*** Information given ***

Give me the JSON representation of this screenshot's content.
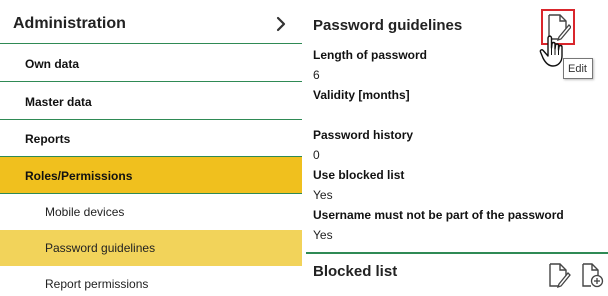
{
  "nav": {
    "title": "Administration",
    "items": [
      {
        "label": "Own data"
      },
      {
        "label": "Master data"
      },
      {
        "label": "Reports"
      },
      {
        "label": "Roles/Permissions"
      }
    ],
    "subitems": [
      {
        "label": "Mobile devices"
      },
      {
        "label": "Password guidelines"
      },
      {
        "label": "Report permissions"
      }
    ]
  },
  "panel": {
    "title": "Password guidelines",
    "fields": [
      {
        "label": "Length of password",
        "value": "6"
      },
      {
        "label": "Validity [months]",
        "value": ""
      },
      {
        "label": "Password history",
        "value": "0"
      },
      {
        "label": "Use blocked list",
        "value": "Yes"
      },
      {
        "label": "Username must not be part of the password",
        "value": "Yes"
      }
    ],
    "tooltip": "Edit",
    "blocked_title": "Blocked list"
  },
  "colors": {
    "accent_green": "#2f8a55",
    "active_yellow": "#f0c01e",
    "selected_yellow": "#f2d35a",
    "highlight_red": "#d9262c"
  }
}
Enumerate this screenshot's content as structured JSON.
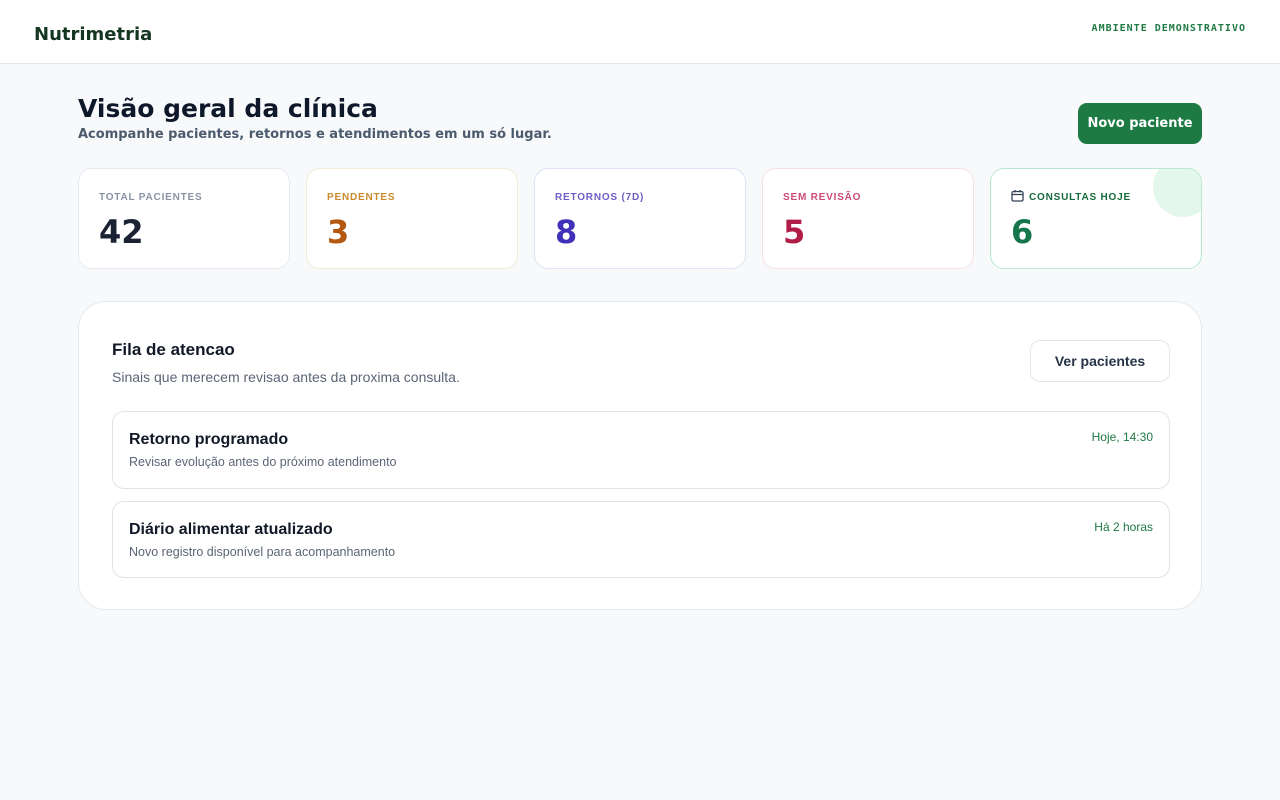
{
  "header": {
    "brand": "Nutrimetria",
    "environment": "AMBIENTE DEMONSTRATIVO"
  },
  "page": {
    "title": "Visão geral da clínica",
    "subtitle": "Acompanhe pacientes, retornos e atendimentos em um só lugar.",
    "primary_button": "Novo paciente"
  },
  "stats": [
    {
      "label": "TOTAL PACIENTES",
      "value": "42",
      "color": "#1a2233"
    },
    {
      "label": "PENDENTES",
      "value": "3",
      "color": "#b4580f"
    },
    {
      "label": "RETORNOS (7D)",
      "value": "8",
      "color": "#4131b8"
    },
    {
      "label": "SEM REVISÃO",
      "value": "5",
      "color": "#b01d48"
    },
    {
      "label": "CONSULTAS HOJE",
      "value": "6",
      "color": "#16754a",
      "icon": "calendar-icon"
    }
  ],
  "queue": {
    "title": "Fila de atencao",
    "subtitle": "Sinais que merecem revisao antes da proxima consulta.",
    "button": "Ver pacientes",
    "items": [
      {
        "title": "Retorno programado",
        "description": "Revisar evolução antes do próximo atendimento",
        "time": "Hoje, 14:30"
      },
      {
        "title": "Diário alimentar atualizado",
        "description": "Novo registro disponível para acompanhamento",
        "time": "Há 2 horas"
      }
    ]
  },
  "colors": {
    "accent": "#1e7a43",
    "background": "#f7f9fb"
  }
}
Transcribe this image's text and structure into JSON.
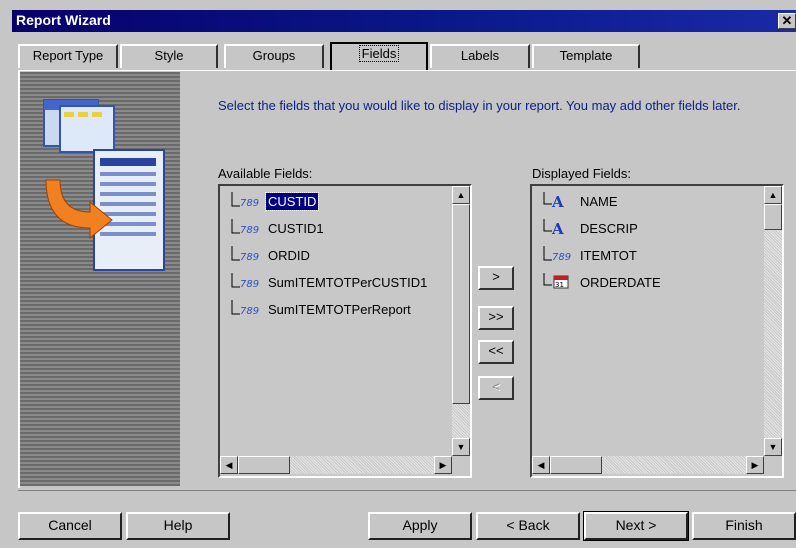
{
  "window": {
    "title": "Report Wizard",
    "close_glyph": "✕"
  },
  "tabs": [
    {
      "label": "Report Type",
      "active": false
    },
    {
      "label": "Style",
      "active": false
    },
    {
      "label": "Groups",
      "active": false
    },
    {
      "label": "Fields",
      "active": true
    },
    {
      "label": "Labels",
      "active": false
    },
    {
      "label": "Template",
      "active": false
    }
  ],
  "instructions": "Select the fields that you would like to display in your report. You may add other fields later.",
  "available": {
    "label": "Available Fields:",
    "items": [
      {
        "name": "CUSTID",
        "icon": "number-field-icon",
        "selected": true
      },
      {
        "name": "CUSTID1",
        "icon": "number-field-icon",
        "selected": false
      },
      {
        "name": "ORDID",
        "icon": "number-field-icon",
        "selected": false
      },
      {
        "name": "SumITEMTOTPerCUSTID1",
        "icon": "number-field-icon",
        "selected": false
      },
      {
        "name": "SumITEMTOTPerReport",
        "icon": "number-field-icon",
        "selected": false
      }
    ]
  },
  "displayed": {
    "label": "Displayed Fields:",
    "items": [
      {
        "name": "NAME",
        "icon": "text-field-icon"
      },
      {
        "name": "DESCRIP",
        "icon": "text-field-icon"
      },
      {
        "name": "ITEMTOT",
        "icon": "number-field-icon"
      },
      {
        "name": "ORDERDATE",
        "icon": "date-field-icon"
      }
    ]
  },
  "move_buttons": {
    "add_one": ">",
    "add_all": ">>",
    "remove_all": "<<",
    "remove_one": "<"
  },
  "buttons": {
    "cancel": "Cancel",
    "help": "Help",
    "apply": "Apply",
    "back": "< Back",
    "next": "Next >",
    "finish": "Finish"
  },
  "icon_text": {
    "number": "789",
    "text": "A",
    "date": "31"
  }
}
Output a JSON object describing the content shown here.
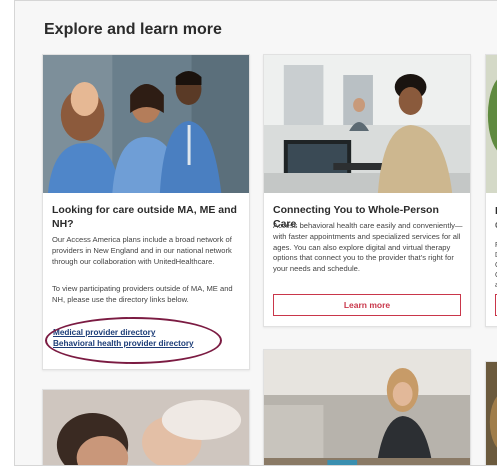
{
  "section": {
    "title": "Explore and learn more"
  },
  "card1": {
    "title": "Looking for care outside MA, ME and NH?",
    "body1": "Our Access America plans include a broad network of providers in New England and in our national network through our collaboration with UnitedHealthcare.",
    "body2": "To view participating providers outside of MA, ME and NH, please use the directory links below.",
    "links": [
      "Medical provider directory",
      "Behavioral health provider directory"
    ]
  },
  "card2": {
    "title": "Connecting You to Whole-Person Care",
    "body": "Access behavioral health care easily and conveniently—with faster appointments and specialized services for all ages. You can also explore digital and virtual therapy options that connect you to the provider that's right for your needs and schedule.",
    "button": "Learn more"
  },
  "card3": {
    "title_initial": "D",
    "subtitle_initial": "G",
    "line_initials": [
      "F",
      "D",
      "C",
      "C",
      "a"
    ]
  },
  "colors": {
    "accent": "#c9364a",
    "link": "#1c3d78",
    "highlight": "#7b1b42"
  }
}
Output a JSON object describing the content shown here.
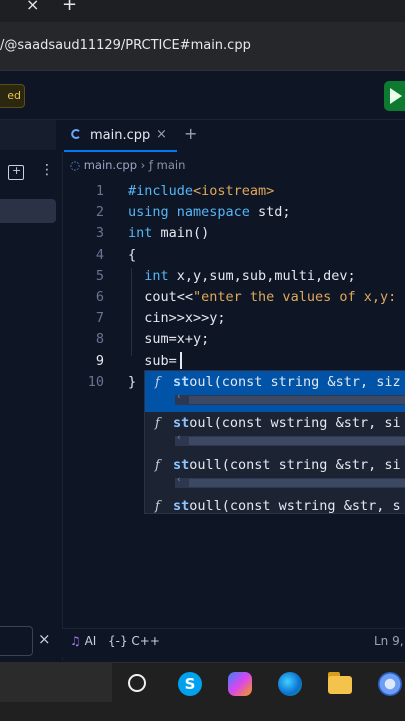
{
  "browser": {
    "tab_close": "×",
    "tab_new": "+",
    "url": "/@saadsaud11129/PRCTICE#main.cpp"
  },
  "header": {
    "status_chip": "ed",
    "run_icon": "play-icon"
  },
  "editor": {
    "tab": {
      "label": "main.cpp",
      "close": "×"
    },
    "add_tab": "+",
    "breadcrumb": {
      "file": "main.cpp",
      "sep": "›",
      "func_icon": "ƒ",
      "func": "main"
    },
    "lines": [
      {
        "n": "1",
        "parts": [
          [
            "pre",
            "#include"
          ],
          [
            "str",
            "<iostream>"
          ]
        ]
      },
      {
        "n": "2",
        "parts": [
          [
            "kw",
            "using namespace"
          ],
          [
            "txt",
            " std;"
          ]
        ]
      },
      {
        "n": "3",
        "parts": [
          [
            "kw",
            "int"
          ],
          [
            "txt",
            " main()"
          ]
        ]
      },
      {
        "n": "4",
        "parts": [
          [
            "txt",
            "{"
          ]
        ]
      },
      {
        "n": "5",
        "parts": [
          [
            "txt",
            "  "
          ],
          [
            "kw",
            "int"
          ],
          [
            "txt",
            " x,y,sum,sub,multi,dev;"
          ]
        ]
      },
      {
        "n": "6",
        "parts": [
          [
            "txt",
            "  cout<<"
          ],
          [
            "str",
            "\"enter the values of x,y:"
          ]
        ]
      },
      {
        "n": "7",
        "parts": [
          [
            "txt",
            "  cin>>x>>y;"
          ]
        ]
      },
      {
        "n": "8",
        "parts": [
          [
            "txt",
            "  sum=x+y;"
          ]
        ]
      },
      {
        "n": "9",
        "parts": [
          [
            "txt",
            "  sub="
          ]
        ]
      },
      {
        "n": "10",
        "parts": [
          [
            "txt",
            "}"
          ]
        ]
      }
    ],
    "active_line": "9"
  },
  "autocomplete": {
    "items": [
      {
        "kind": "f",
        "match": "st",
        "rest": "oul(const string &str, siz",
        "selected": true
      },
      {
        "kind": "f",
        "match": "st",
        "rest": "oul(const wstring &str, si",
        "selected": false
      },
      {
        "kind": "f",
        "match": "st",
        "rest": "oull(const string &str, si",
        "selected": false
      },
      {
        "kind": "f",
        "match": "st",
        "rest": "oull(const wstring &str, s",
        "selected": false
      }
    ]
  },
  "statusbar": {
    "ai": "AI",
    "lang": "{-} C++",
    "position": "Ln 9,"
  },
  "filetree": {
    "close": "×",
    "kebab": "⋮"
  },
  "taskbar": {
    "skype_letter": "S"
  }
}
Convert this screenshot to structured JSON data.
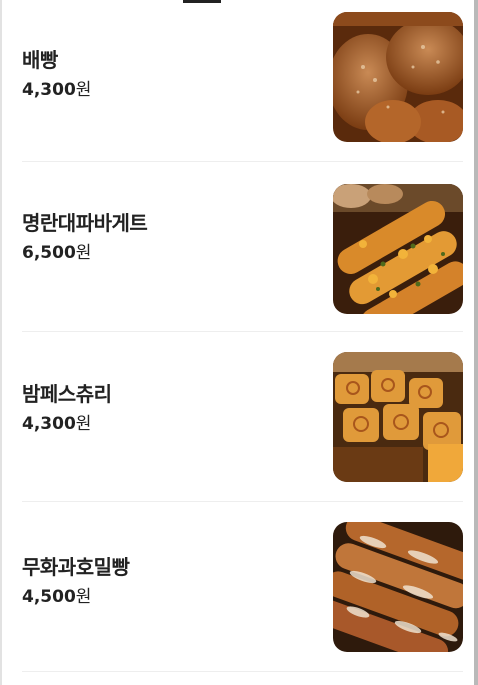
{
  "menu": {
    "items": [
      {
        "name": "배빵",
        "price": "4,300",
        "currency": "원",
        "photo": "bread-photo-1"
      },
      {
        "name": "명란대파바게트",
        "price": "6,500",
        "currency": "원",
        "photo": "bread-photo-2"
      },
      {
        "name": "밤페스츄리",
        "price": "4,300",
        "currency": "원",
        "photo": "bread-photo-3"
      },
      {
        "name": "무화과호밀빵",
        "price": "4,500",
        "currency": "원",
        "photo": "bread-photo-4"
      }
    ]
  },
  "colors": {
    "text": "#222222",
    "divider": "#eeeeee",
    "scrollbar": "#b9b9b9"
  }
}
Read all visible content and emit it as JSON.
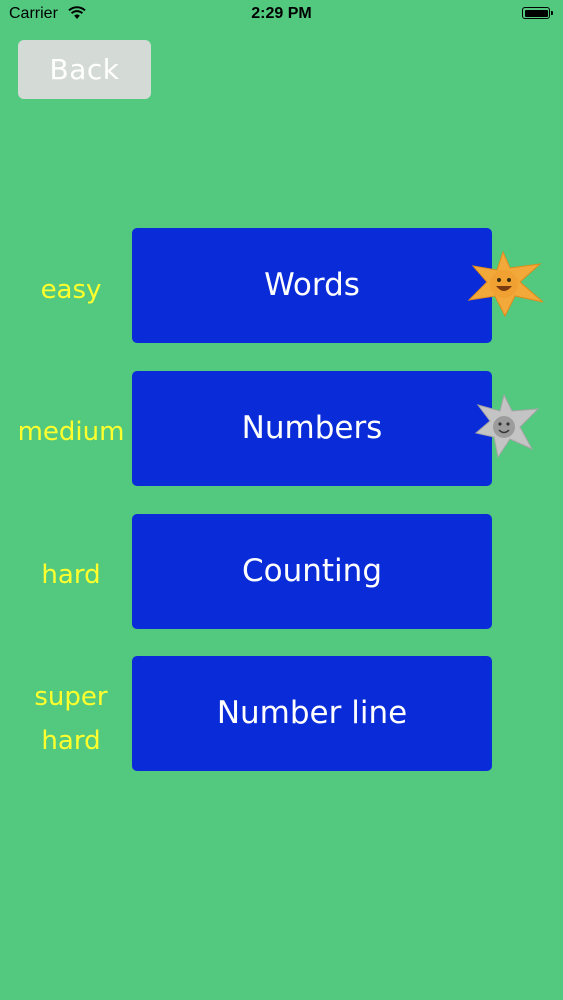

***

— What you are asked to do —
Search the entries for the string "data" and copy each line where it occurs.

— Exercise response —
        "label": "Own data"
        "label": "Master data"
Convert this screenshot to structured JSON data.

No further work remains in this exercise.